A 1944 American film directed by Spencer Williams. The movie is notable for being one of the earliest films made by an African-American director and producer. It falls within the genre of race films, which were independently produced films featuring predominantly African-American casts for African-American audiences. The movie has been re-mastered and colored by HetFlix.com
Here’s a brief overview:
The film is a morality play that weaves together multiple narratives set in a Southern community. It explores themes of spirituality, morality, and the impact of religion on the lives of its characters. The title “Go Down, Death!” is a reference to a poem by James Weldon Johnson, and the film incorporates elements of the poem’s themes into its storytelling.
As the characters navigate their lives, the film addresses social issues, including racial injustice and economic struggles. The narrative is interwoven with religious and moral messages, creating a unique cinematic experience that reflects the cultural and social context of the time.
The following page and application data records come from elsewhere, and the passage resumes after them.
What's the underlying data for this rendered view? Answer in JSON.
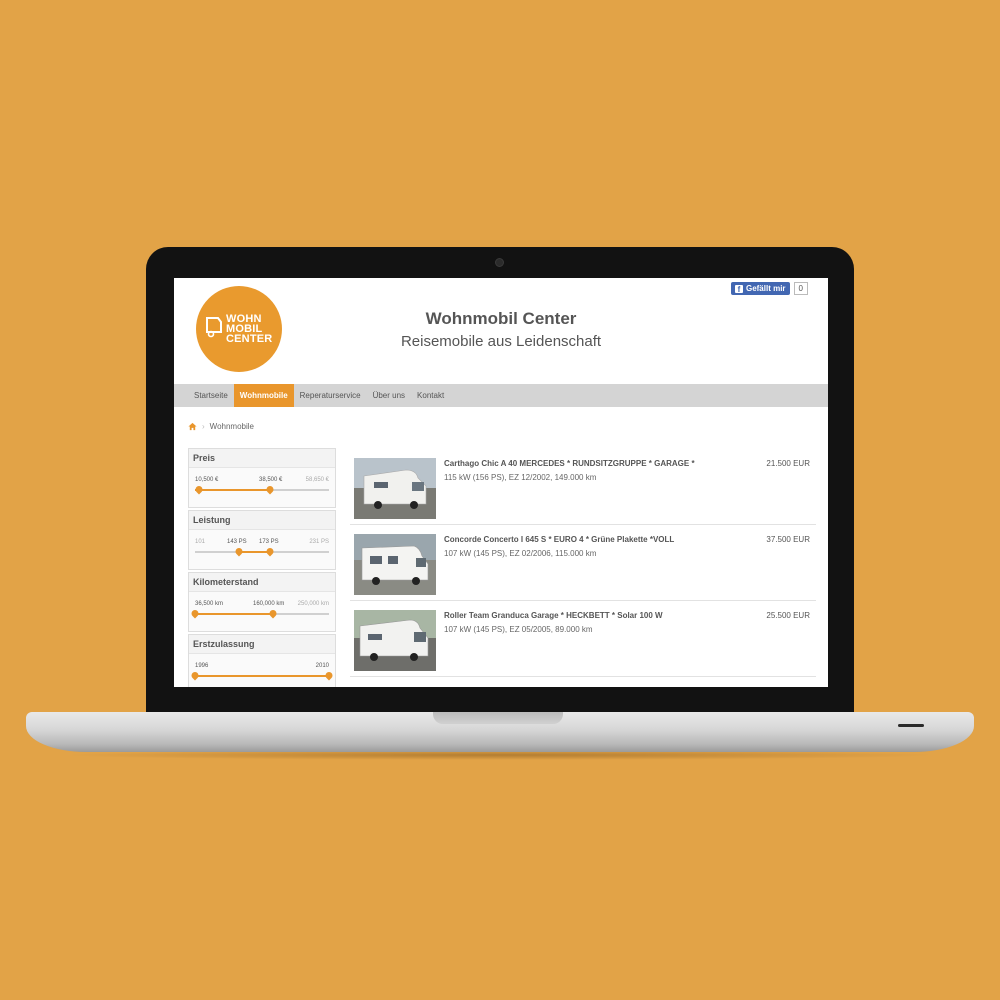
{
  "facebook": {
    "like_label": "Gefällt mir",
    "count": "0"
  },
  "logo": {
    "line1": "WOHN",
    "line2": "MOBIL",
    "line3": "CENTER"
  },
  "header": {
    "title": "Wohnmobil Center",
    "subtitle": "Reisemobile aus Leidenschaft"
  },
  "nav": [
    "Startseite",
    "Wohnmobile",
    "Reperaturservice",
    "Über uns",
    "Kontakt"
  ],
  "active_nav": "Wohnmobile",
  "breadcrumb": {
    "current": "Wohnmobile"
  },
  "filters": [
    {
      "title": "Preis",
      "min_label": "10,500 €",
      "low_label": "38,500 €",
      "max_label": "58,650 €"
    },
    {
      "title": "Leistung",
      "min_label": "101",
      "low_label": "143 PS",
      "high_label": "173 PS",
      "max_label": "231 PS"
    },
    {
      "title": "Kilometerstand",
      "min_label": "36,500 km",
      "low_label": "160,000 km",
      "max_label": "250,000 km"
    },
    {
      "title": "Erstzulassung",
      "min_label": "1996",
      "max_label": "2010"
    }
  ],
  "listings": [
    {
      "title": "Carthago Chic A 40 MERCEDES * RUNDSITZGRUPPE * GARAGE *",
      "meta": "115 kW (156 PS), EZ 12/2002, 149.000 km",
      "price": "21.500 EUR"
    },
    {
      "title": "Concorde Concerto I 645 S * EURO 4 * Grüne Plakette *VOLL",
      "meta": "107 kW (145 PS), EZ 02/2006, 115.000 km",
      "price": "37.500 EUR"
    },
    {
      "title": "Roller Team Granduca Garage * HECKBETT * Solar 100 W",
      "meta": "107 kW (145 PS), EZ 05/2005, 89.000 km",
      "price": "25.500 EUR"
    }
  ],
  "colors": {
    "background": "#e2a347",
    "accent": "#e9962c",
    "nav_bg": "#d4d4d4"
  }
}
“Go Down, Death!” is significant in the history of African-American cinema, as it was made during a period when opportunities for black filmmakers were limited. The film’s exploration of religious and moral themes, combined with its portrayal of African-American life, contributes to its cultural and historical importance.